[What is needed]:
What you print should match the entries exactly, only without the pictures.

*** Material provided ***

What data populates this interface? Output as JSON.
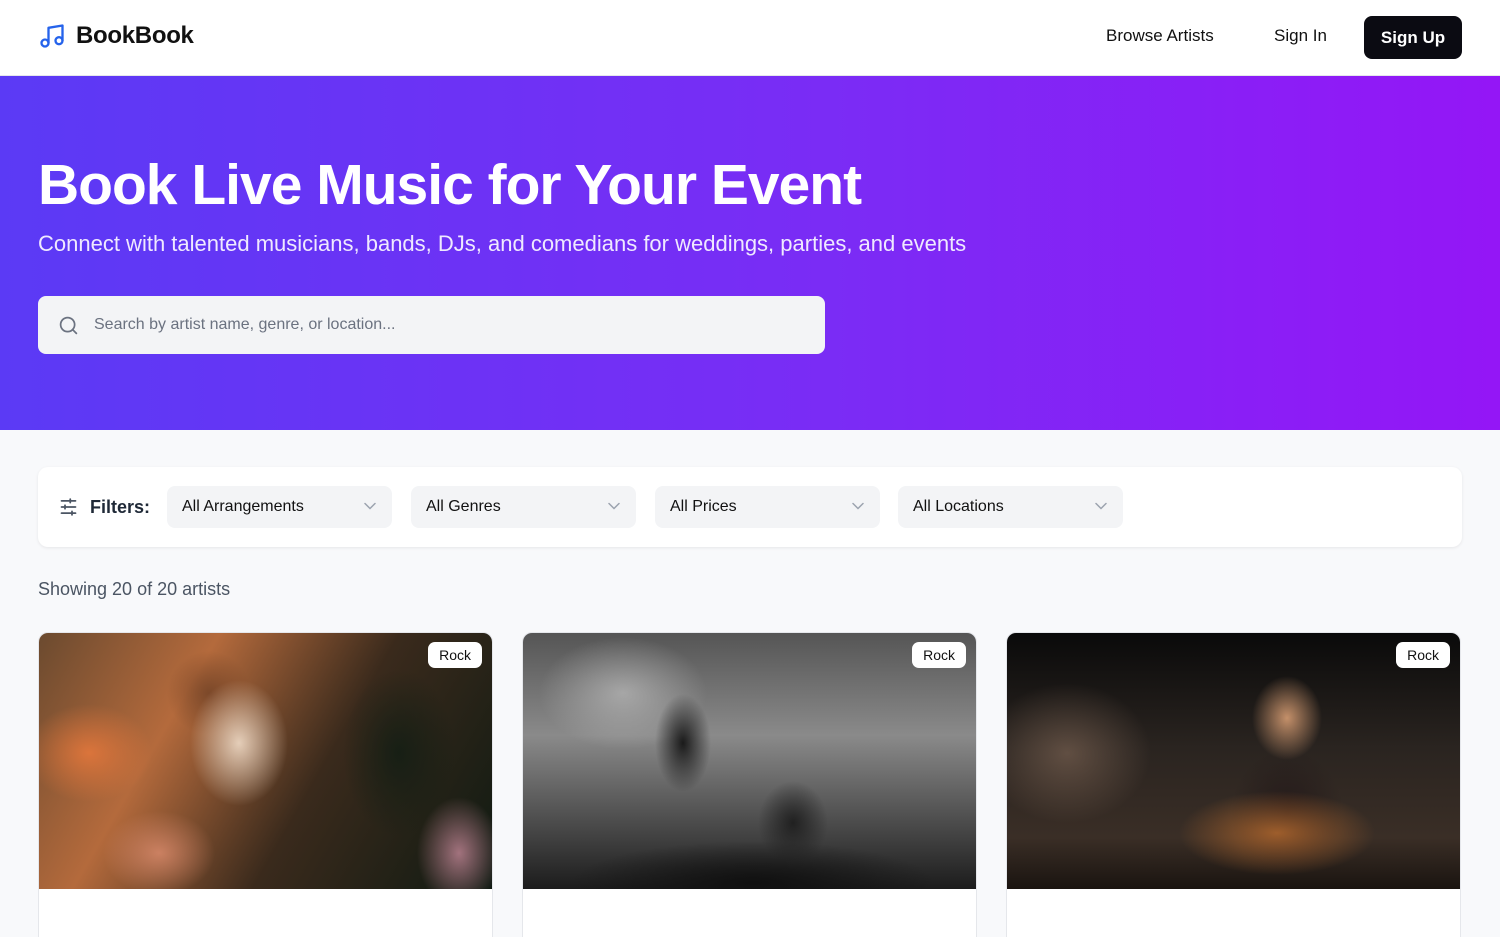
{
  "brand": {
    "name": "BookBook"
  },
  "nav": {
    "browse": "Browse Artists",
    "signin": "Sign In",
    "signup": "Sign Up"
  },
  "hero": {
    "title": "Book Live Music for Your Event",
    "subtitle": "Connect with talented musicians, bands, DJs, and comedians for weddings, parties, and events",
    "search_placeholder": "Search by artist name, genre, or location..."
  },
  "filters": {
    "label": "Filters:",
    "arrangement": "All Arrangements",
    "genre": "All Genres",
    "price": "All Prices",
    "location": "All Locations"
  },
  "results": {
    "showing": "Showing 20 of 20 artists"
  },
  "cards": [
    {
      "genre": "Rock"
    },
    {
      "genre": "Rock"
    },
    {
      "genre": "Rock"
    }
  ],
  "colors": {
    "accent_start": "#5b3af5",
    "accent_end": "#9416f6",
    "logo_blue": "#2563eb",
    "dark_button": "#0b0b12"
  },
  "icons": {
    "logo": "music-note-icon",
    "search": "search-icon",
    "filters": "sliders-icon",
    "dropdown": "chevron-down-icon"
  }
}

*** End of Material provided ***

[Answer section]:
What data populates this interface? Output as JSON.
{
  "brand": {
    "name": "BookBook"
  },
  "nav": {
    "browse": "Browse Artists",
    "signin": "Sign In",
    "signup": "Sign Up"
  },
  "hero": {
    "title": "Book Live Music for Your Event",
    "subtitle": "Connect with talented musicians, bands, DJs, and comedians for weddings, parties, and events",
    "search_placeholder": "Search by artist name, genre, or location..."
  },
  "filters": {
    "label": "Filters:",
    "arrangement": "All Arrangements",
    "genre": "All Genres",
    "price": "All Prices",
    "location": "All Locations"
  },
  "results": {
    "showing": "Showing 20 of 20 artists"
  },
  "cards": [
    {
      "genre": "Rock"
    },
    {
      "genre": "Rock"
    },
    {
      "genre": "Rock"
    }
  ],
  "colors": {
    "accent_start": "#5b3af5",
    "accent_end": "#9416f6",
    "logo_blue": "#2563eb",
    "dark_button": "#0b0b12"
  },
  "icons": {
    "logo": "music-note-icon",
    "search": "search-icon",
    "filters": "sliders-icon",
    "dropdown": "chevron-down-icon"
  }
}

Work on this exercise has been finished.